*Work item*
Here are some records; return them all exactly.

App and web page records:
:::

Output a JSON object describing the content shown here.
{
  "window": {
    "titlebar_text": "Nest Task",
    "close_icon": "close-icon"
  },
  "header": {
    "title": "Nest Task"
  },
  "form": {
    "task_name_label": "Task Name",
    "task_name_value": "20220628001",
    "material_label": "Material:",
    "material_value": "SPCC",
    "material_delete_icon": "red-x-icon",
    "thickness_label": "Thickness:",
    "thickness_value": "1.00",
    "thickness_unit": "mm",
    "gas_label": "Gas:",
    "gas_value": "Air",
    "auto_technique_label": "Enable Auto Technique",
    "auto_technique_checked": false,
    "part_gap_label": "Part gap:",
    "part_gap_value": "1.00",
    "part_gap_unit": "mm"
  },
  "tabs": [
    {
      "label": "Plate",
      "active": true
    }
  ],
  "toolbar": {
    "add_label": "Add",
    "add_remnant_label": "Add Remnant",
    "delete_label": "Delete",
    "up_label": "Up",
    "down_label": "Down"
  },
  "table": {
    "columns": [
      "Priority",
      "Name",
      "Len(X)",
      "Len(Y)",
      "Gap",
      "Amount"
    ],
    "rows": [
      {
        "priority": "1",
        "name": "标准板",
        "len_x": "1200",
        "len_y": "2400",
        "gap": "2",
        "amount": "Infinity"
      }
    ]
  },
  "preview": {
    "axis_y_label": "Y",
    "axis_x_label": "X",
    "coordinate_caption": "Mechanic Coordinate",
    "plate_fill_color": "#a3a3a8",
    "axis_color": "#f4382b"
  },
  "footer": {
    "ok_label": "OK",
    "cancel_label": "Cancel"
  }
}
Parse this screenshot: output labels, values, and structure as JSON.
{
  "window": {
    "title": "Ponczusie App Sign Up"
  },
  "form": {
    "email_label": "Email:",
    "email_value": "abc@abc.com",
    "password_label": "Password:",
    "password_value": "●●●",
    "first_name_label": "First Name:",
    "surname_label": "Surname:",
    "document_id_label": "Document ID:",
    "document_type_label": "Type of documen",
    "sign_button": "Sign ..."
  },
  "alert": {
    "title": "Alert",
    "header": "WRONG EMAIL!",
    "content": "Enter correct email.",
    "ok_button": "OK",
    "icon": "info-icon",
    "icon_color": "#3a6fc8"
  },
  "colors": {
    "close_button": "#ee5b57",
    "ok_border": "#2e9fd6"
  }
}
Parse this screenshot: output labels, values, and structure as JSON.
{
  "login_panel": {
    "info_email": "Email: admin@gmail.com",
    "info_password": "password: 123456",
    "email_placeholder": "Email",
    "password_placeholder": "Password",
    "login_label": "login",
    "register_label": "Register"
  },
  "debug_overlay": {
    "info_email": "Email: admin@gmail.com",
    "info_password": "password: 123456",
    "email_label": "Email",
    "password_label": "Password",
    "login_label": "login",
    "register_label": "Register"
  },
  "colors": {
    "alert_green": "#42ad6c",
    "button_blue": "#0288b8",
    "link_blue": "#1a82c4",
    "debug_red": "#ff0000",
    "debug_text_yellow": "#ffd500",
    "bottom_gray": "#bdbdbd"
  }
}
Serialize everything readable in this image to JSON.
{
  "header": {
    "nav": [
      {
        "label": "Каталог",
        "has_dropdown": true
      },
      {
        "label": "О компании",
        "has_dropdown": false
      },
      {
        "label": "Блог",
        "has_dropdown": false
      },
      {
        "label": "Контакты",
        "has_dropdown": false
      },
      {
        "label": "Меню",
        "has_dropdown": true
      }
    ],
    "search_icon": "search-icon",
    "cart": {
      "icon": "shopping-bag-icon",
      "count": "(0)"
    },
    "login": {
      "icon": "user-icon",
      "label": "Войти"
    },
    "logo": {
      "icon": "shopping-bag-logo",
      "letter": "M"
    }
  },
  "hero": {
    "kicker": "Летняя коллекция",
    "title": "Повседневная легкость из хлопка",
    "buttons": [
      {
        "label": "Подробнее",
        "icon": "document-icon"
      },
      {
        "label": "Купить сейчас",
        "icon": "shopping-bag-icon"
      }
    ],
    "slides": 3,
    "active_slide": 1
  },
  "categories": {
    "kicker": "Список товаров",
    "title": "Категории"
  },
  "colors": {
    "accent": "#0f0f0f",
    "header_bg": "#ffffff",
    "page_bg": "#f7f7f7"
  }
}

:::

*Task answer*
Output a JSON object describing the content shown here.
{
  "window": {
    "titlebar_text": "Nest Task",
    "close_icon": "close-icon"
  },
  "header": {
    "title": "Nest Task"
  },
  "form": {
    "task_name_label": "Task Name",
    "task_name_value": "20220628001",
    "material_label": "Material:",
    "material_value": "SPCC",
    "material_delete_icon": "red-x-icon",
    "thickness_label": "Thickness:",
    "thickness_value": "1.00",
    "thickness_unit": "mm",
    "gas_label": "Gas:",
    "gas_value": "Air",
    "auto_technique_label": "Enable Auto Technique",
    "auto_technique_checked": false,
    "part_gap_label": "Part gap:",
    "part_gap_value": "1.00",
    "part_gap_unit": "mm"
  },
  "tabs": [
    {
      "label": "Plate",
      "active": true
    }
  ],
  "toolbar": {
    "add_label": "Add",
    "add_remnant_label": "Add Remnant",
    "delete_label": "Delete",
    "up_label": "Up",
    "down_label": "Down"
  },
  "table": {
    "columns": [
      "Priority",
      "Name",
      "Len(X)",
      "Len(Y)",
      "Gap",
      "Amount"
    ],
    "rows": [
      {
        "priority": "1",
        "name": "标准板",
        "len_x": "1200",
        "len_y": "2400",
        "gap": "2",
        "amount": "Infinity"
      }
    ]
  },
  "preview": {
    "axis_y_label": "Y",
    "axis_x_label": "X",
    "coordinate_caption": "Mechanic Coordinate",
    "plate_fill_color": "#a3a3a8",
    "axis_color": "#f4382b"
  },
  "footer": {
    "ok_label": "OK",
    "cancel_label": "Cancel"
  }
}
Parse this screenshot: output labels, values, and structure as JSON.
{
  "window": {
    "title": "Ponczusie App Sign Up"
  },
  "form": {
    "email_label": "Email:",
    "email_value": "abc@abc.com",
    "password_label": "Password:",
    "password_value": "●●●",
    "first_name_label": "First Name:",
    "surname_label": "Surname:",
    "document_id_label": "Document ID:",
    "document_type_label": "Type of documen",
    "sign_button": "Sign ..."
  },
  "alert": {
    "title": "Alert",
    "header": "WRONG EMAIL!",
    "content": "Enter correct email.",
    "ok_button": "OK",
    "icon": "info-icon",
    "icon_color": "#3a6fc8"
  },
  "colors": {
    "close_button": "#ee5b57",
    "ok_border": "#2e9fd6"
  }
}
Parse this screenshot: output labels, values, and structure as JSON.
{
  "login_panel": {
    "info_email": "Email: admin@gmail.com",
    "info_password": "password: 123456",
    "email_placeholder": "Email",
    "password_placeholder": "Password",
    "login_label": "login",
    "register_label": "Register"
  },
  "debug_overlay": {
    "info_email": "Email: admin@gmail.com",
    "info_password": "password: 123456",
    "email_label": "Email",
    "password_label": "Password",
    "login_label": "login",
    "register_label": "Register"
  },
  "colors": {
    "alert_green": "#42ad6c",
    "button_blue": "#0288b8",
    "link_blue": "#1a82c4",
    "debug_red": "#ff0000",
    "debug_text_yellow": "#ffd500",
    "bottom_gray": "#bdbdbd"
  }
}
Serialize everything readable in this image to JSON.
{
  "header": {
    "nav": [
      {
        "label": "Каталог",
        "has_dropdown": true
      },
      {
        "label": "О компании",
        "has_dropdown": false
      },
      {
        "label": "Блог",
        "has_dropdown": false
      },
      {
        "label": "Контакты",
        "has_dropdown": false
      },
      {
        "label": "Меню",
        "has_dropdown": true
      }
    ],
    "search_icon": "search-icon",
    "cart": {
      "icon": "shopping-bag-icon",
      "count": "(0)"
    },
    "login": {
      "icon": "user-icon",
      "label": "Войти"
    },
    "logo": {
      "icon": "shopping-bag-logo",
      "letter": "M"
    }
  },
  "hero": {
    "kicker": "Летняя коллекция",
    "title": "Повседневная легкость из хлопка",
    "buttons": [
      {
        "label": "Подробнее",
        "icon": "document-icon"
      },
      {
        "label": "Купить сейчас",
        "icon": "shopping-bag-icon"
      }
    ],
    "slides": 3,
    "active_slide": 1
  },
  "categories": {
    "kicker": "Список товаров",
    "title": "Категории"
  },
  "colors": {
    "accent": "#0f0f0f",
    "header_bg": "#ffffff",
    "page_bg": "#f7f7f7"
  }
}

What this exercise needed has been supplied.